Tag Archives: missing person

The Light Between Worlds by Laura Weymouth

Our story, The Light Between Worlds, begins in London during the Blitz (the bombings of England’s capitol during WWII) where three children huddle together in an Air Raid Shelter waiting for their parents to join them when suddenly they find themselves in the “Woodlands” where the indigenous  creatures give them haven. Promised that they can return home at any time  to their original time and place, they take up residence in a castle, assisting in diplomatic discussions to prevent a war (which eventually breaks out anyway). After six and a half years, the two older siblings, James and Alexandra, decide its time to return home bringing the surprised and reluctant Evelyn with them. 

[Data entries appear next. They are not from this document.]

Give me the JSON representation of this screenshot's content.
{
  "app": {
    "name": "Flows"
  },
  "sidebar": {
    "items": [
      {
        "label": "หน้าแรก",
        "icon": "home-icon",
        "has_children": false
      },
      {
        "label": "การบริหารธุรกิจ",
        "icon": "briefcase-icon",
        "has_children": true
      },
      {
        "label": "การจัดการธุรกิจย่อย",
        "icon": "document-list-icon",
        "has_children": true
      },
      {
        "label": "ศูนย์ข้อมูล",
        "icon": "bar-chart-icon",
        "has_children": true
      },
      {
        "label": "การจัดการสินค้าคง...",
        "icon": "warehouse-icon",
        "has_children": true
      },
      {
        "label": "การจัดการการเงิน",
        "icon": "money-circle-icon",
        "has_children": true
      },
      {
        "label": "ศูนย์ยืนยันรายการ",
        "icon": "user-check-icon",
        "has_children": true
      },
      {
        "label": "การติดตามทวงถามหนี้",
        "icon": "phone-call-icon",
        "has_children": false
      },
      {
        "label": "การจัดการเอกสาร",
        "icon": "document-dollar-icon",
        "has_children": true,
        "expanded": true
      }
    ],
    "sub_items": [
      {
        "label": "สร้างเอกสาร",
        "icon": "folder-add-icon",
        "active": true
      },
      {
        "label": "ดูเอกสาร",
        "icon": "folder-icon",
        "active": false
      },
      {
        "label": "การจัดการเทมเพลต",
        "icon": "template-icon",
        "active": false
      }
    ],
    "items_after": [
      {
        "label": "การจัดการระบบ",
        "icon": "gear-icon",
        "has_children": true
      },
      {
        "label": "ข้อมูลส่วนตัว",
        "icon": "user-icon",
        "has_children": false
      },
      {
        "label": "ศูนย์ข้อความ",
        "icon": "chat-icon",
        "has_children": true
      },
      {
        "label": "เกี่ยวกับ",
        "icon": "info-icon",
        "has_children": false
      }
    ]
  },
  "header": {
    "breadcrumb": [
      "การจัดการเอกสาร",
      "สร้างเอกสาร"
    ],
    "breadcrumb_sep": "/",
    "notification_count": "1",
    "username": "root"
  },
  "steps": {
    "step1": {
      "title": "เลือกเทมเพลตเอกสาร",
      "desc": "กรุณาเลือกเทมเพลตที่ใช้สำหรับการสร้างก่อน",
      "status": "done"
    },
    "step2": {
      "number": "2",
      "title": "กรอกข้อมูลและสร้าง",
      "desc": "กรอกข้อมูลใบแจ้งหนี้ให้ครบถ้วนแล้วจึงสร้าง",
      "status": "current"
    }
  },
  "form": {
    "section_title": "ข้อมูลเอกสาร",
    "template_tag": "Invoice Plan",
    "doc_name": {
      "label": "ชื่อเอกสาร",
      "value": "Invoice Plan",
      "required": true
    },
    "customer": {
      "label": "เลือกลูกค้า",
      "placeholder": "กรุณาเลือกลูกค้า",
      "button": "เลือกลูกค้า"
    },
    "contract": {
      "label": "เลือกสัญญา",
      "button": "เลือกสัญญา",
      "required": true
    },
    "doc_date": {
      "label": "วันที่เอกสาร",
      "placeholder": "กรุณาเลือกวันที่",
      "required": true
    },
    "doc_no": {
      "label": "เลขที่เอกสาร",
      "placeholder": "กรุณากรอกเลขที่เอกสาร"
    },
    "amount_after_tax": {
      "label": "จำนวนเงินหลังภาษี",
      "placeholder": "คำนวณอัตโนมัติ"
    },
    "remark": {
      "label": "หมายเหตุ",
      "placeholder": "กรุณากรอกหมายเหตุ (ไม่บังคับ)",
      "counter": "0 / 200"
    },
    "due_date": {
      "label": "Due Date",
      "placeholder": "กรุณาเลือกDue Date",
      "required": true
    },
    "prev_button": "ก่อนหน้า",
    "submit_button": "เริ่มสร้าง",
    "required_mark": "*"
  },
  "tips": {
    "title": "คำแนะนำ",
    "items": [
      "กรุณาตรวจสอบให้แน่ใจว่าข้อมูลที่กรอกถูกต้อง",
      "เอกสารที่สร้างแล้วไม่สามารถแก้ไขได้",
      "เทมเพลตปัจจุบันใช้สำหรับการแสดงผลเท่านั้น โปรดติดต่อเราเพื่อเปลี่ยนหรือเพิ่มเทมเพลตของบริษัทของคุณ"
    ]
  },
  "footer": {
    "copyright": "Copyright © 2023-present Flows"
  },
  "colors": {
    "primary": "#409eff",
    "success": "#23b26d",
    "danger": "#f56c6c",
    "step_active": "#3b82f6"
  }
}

Back home they never quite readjust, especially Evelyn, who is living between the two worlds, longing for one while trying to find some sort of peace in the other. Six years later, Evelyn and James are both at their respective boarding schools while Alexandra has escaped the trauma of caring for her despondent  little sis by going to college in America. 

Told in two sections, from both Evelyn’s and Alexandra’s point of view, the past is featured in Italics. Most of the text is introspective as both girls reflect on their behaviors and their relationships. Poor James is also lost, not knowing what to do, and their parents are besides themselves, never understanding why their children are emotionally falling apart. When tragedy strikes, nobody is surprised, but there is enough guilt to go around. 

The author, Laura Weymouth, is from Western New York, my general location, and I was rooting for her debut novel to succeed. Unfortunately, C S Lewis did it so much better, so I recommend the YA population read The Lion, The Witch, and The Wardrobe to see how it should be done. I don’t understand why Weymouth would write a book which has so many parallels to the classic The Chronicles of Narnia series. Perhaps this could be forgiven if the text were dynamic, but there is too much lamenting and not enough action. I would have liked to read  a lot more about The Woodlands so I could perhaps understand the attraction. To top it all off, at times I found the narrative confusing. Sorry, it just didn’t come together.

Two stars and a thank you to Edelweiss for providing this ARC in exchange for an honest review,  This review also appears on Goodreads.

Advertisements

The Lying Game by Ruth Ware

When I think of The Lying Game by Ruth Ware I picture four fifteen year old school girls sitting in rocking chairs on the porch of an old sinking house in The Reach, a home in a tidal estuary located near the coastal village of Salten not far from the English Channel. What a life they had spending time together swimming, laughing, and joking, breaking the school rules until they were finally caught and expelled, although little did the supervising nun know the extent of their misdeeds. Of course to tell would be breaking the rules of The Lying Game, a fun way to put one over on people of authority.

Here it is seventeen years later when Kate texts her three former dorm mates, Thea, Isa, and Fatima, with three words – I need you, and off they all come, back to the scene of the “crime” to face up their youthful indiscretions. Unfortunately, they’re not quite sure exactly what really happened way back when. Yet that’s what they are about to find out as the story unfolds, told by Isa with flashbacks about their Sophomore year at Salten Academy, dwelling on the days they hung up out with each other and Luc, Kate’s half brother, while Kate’s father, an artist, drew what he saw, even if their attire was questionable, especially on those hot, skinny dipping days. This ultimately compounds their troubles, but it’s how they deal with these issues that will determine their future, for better or for worse, as details are revealed and the repercussions of the events which occurred that fateful summer are in danger of ruining their lives.

While the premise showed potential, as a psychological thriller, this one is a little less than thrilling. There’s quite a bit of repetition along with a meandering plot and a climax that, while unexpected, isn’t really totally unpredictable. The reader could easily have figured out a lot of this stuff before the big reveal and the subsequent wrapping up of events, although there were some unanswered questions which didn’t have an adequate resolution. This is not a happily ever after sort of book, but we do get some closure, even if various actions didn’t seem to make sense or, at the very least, are a stretch. However, this book is a good character study on the effects of a guilty conscience as each girl tries to make peace with their dark secret, one which at the time sounded like their only viable option. Some editing might have made this a more exciting read.

Three stars and a thank you to Netgalley for providing this ARC in exchange for an honest review.